The movement turns from this tactic, believes

there are living sacrifices as strong

as dying ones, remembers with regret

burning Buddhists—burning monks, burning nuns—

burning Catholics, and burning Quakers,

calling for peace with their flesh through the flames.





Lines 10-18:     A.J. Langguth, Our Vietnam: The War 1954-1975, (New York: Simon & Schuster, 2000), pp. 211-214.

Line 21:           Howard Jones, Death of a Generation: How the Assassinations of Diem and JFK Prolonged the Vietnam War, (New York: Oxford University Press, 2003), p. 253.

Lines 26-45:     Langguth, pp. 211-212.

Line 45:           Jones, p. 253.

Line 47:           Jones, p. 268.

Lines 47-50:     Rollie Hicks, “Self-Immolation of Thich Quang Duc,”

Lines 51-61:     Lannguth, pp. 214-215.

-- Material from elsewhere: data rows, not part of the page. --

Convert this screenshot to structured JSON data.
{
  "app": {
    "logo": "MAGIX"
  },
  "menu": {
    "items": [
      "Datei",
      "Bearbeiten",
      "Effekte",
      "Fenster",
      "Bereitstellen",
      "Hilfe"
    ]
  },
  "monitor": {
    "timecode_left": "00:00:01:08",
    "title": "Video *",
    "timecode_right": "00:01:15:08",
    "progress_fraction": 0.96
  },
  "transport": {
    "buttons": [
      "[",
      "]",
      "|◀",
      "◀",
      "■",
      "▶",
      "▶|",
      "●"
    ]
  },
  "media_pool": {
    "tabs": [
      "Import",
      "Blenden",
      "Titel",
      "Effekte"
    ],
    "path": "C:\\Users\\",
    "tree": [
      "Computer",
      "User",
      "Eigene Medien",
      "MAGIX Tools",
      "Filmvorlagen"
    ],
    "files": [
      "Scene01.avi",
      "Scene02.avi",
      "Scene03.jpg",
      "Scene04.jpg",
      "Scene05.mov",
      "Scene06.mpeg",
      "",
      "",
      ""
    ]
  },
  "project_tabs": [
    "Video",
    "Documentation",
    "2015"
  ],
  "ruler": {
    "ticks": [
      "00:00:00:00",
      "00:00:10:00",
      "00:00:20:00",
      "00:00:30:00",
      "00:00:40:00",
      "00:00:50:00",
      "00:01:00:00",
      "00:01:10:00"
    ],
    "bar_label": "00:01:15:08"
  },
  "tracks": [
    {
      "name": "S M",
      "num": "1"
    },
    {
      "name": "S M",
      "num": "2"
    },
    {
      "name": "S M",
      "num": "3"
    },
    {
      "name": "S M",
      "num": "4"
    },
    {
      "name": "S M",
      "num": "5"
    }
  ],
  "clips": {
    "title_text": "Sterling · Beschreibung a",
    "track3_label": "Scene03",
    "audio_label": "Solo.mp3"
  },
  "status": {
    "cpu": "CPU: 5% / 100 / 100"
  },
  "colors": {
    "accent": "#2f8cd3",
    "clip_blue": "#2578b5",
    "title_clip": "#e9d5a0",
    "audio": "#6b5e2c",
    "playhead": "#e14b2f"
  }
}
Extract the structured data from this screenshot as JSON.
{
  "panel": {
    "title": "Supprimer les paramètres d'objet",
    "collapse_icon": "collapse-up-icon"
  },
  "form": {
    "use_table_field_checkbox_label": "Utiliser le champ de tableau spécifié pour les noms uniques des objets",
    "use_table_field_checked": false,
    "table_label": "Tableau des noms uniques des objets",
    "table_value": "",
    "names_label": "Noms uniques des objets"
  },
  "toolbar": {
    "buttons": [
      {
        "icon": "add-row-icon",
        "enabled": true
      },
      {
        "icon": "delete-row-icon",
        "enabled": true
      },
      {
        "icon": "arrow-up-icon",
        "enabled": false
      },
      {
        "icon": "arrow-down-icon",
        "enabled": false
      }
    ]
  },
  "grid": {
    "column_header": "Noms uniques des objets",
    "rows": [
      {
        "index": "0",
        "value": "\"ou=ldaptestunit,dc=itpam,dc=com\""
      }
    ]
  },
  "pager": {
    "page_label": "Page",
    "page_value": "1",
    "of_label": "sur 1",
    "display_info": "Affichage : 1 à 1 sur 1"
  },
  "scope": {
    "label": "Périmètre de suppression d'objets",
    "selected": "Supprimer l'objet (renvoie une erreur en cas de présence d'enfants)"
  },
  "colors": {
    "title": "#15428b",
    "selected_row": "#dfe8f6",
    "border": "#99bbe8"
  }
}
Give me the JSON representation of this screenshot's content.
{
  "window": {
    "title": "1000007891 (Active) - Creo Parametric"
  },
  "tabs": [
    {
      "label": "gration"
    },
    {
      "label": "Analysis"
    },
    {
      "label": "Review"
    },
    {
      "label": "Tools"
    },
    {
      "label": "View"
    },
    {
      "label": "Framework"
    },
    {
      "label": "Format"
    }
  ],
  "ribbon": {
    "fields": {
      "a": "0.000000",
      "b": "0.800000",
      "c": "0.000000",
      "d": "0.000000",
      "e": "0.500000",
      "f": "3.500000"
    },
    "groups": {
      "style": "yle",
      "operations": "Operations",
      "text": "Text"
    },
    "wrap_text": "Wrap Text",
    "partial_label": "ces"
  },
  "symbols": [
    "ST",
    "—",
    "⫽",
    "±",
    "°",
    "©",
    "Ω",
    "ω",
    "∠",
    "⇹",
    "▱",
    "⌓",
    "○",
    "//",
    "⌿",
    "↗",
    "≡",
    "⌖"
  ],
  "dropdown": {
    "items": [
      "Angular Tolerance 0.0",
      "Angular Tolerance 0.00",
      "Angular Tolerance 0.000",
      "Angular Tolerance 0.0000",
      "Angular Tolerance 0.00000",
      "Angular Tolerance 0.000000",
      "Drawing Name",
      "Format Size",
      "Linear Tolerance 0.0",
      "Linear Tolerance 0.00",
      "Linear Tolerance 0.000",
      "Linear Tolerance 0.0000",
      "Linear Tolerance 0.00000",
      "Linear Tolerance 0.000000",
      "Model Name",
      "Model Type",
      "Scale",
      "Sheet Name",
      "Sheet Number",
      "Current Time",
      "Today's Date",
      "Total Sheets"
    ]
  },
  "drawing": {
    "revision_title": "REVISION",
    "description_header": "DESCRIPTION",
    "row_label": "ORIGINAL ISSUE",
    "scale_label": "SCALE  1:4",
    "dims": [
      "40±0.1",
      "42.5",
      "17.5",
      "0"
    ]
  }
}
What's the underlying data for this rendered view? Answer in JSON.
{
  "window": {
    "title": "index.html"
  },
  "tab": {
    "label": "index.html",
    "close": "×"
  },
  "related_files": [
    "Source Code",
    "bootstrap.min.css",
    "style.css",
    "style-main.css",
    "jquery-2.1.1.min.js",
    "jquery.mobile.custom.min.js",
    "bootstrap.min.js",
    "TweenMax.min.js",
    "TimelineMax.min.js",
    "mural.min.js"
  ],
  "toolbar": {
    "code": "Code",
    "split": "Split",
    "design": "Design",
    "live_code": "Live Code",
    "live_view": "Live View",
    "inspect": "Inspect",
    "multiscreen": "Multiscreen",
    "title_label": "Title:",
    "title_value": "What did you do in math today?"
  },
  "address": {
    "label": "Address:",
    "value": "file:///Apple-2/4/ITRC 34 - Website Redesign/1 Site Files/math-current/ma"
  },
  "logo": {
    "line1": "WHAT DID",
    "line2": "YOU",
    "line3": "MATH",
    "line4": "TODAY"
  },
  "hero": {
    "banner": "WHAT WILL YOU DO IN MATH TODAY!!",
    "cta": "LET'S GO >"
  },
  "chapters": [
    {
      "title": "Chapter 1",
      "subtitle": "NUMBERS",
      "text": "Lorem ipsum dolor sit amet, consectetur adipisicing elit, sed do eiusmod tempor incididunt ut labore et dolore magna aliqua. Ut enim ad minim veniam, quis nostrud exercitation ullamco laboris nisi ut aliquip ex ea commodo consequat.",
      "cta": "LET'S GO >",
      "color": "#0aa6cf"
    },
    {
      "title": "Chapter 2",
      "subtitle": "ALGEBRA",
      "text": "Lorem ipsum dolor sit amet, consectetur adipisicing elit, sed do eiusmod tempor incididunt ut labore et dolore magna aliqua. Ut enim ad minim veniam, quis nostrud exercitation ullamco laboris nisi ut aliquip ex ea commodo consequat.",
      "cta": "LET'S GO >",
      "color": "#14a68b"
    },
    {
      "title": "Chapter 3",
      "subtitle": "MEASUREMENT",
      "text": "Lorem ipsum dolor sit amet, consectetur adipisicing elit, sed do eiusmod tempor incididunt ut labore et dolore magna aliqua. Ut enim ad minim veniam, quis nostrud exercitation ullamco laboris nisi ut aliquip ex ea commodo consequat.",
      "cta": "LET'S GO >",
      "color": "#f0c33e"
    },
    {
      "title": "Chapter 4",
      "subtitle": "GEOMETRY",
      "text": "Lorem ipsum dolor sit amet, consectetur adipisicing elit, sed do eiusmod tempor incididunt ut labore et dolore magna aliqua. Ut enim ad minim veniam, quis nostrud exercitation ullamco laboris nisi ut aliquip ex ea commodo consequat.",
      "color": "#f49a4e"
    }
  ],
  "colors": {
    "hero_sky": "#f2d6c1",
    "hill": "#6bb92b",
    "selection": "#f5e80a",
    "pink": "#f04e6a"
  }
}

Lines 62-73:     Edward J. Thomas, The History of Buddhist Thought, (New York: Dover Publishing, 2002), p. 131. The story of Godhika achieving nirvana is from the Dhammapada.

Lines 74-76      Jones, 268.

Lines 77-92:     Lannguth, p. 215.

Lines 97-105:   Will Durant, The Age of Faith, (New York: Simon and Schuster, 1950), pp. 389-392.

Lines 106-113:  Will Durant, The Reformation, (New York: Simon and Schuster, 1957), p. 731

Lines 114-117:  Durant, The Reformation, p. 765.

Lines 118-126:  Langguth, pp. 215-216.

Line 129-131:   Jones, p. 271.

Line 132-133:   David Halberstam, “Suicide’s Body Kept From Buddhists in Vietnam,” The New York Times, August 6, 1963, pg. 3.

Line 134:         David Halberstam, “Another Buddhist Immolates Himself,” The New York Times, August 14, 1963, p. 1.

Line 135:         David Halberstam, “Nun’s Act a Surprise,” The New York Times, August 16, 1963, p. 3.

Line 135:         Vietnam Culture & Information website, “Dieu Quang,”

Line 136:         Associated Press Wire Service, “2 More Buddhists Suicides by Burning in Vietnam Protest,” The New York Times, August 16, 1963, p. 1.

Line 139-141:   Jones, p. 317.

Line 142:          Vietnam Culture & Information website, “Quang Huong Gia Lam,”

Line 142-147:    Jones, p. 386.

Lines 162-165:  Jones, p. 271.

Lines 166-181:  Matt Sollett, “Alice Herz, Roger LaPorte, George Winne,”

Lines 182-203:  Anne Morrison Welsh, “Norman Morrison, Deed of Life, Deed of Death,” Winds of Peace: Newsletter for Madison Friends’ Project in Vietnam, January 2003, pp. 4-5,

Lines 204-210:  Thomas Buckley, “Man, 22, Immolates Himself In Antiwar Protest at U.N.,” New York Times, November 10, 1965, A-1.

Lines 211-213:  Tom Cornell, “Catholic Worker Pacifism: An Eyewitness to History,” Catholic Worker website,

Lines 220-222:  Robert Topmiller, Ph.D., “Struggling For Peace: The Unrecognized Sacrifices of Buddhist Women During the Vietnam War,” Thu Vien Quang Duc website,

Lines 223-232:  Dr. Quan Nhu, “Nhat Hanh’s Peace Activities,”

Line 233:          Topmiller.

Lines 234-238:  Cornell.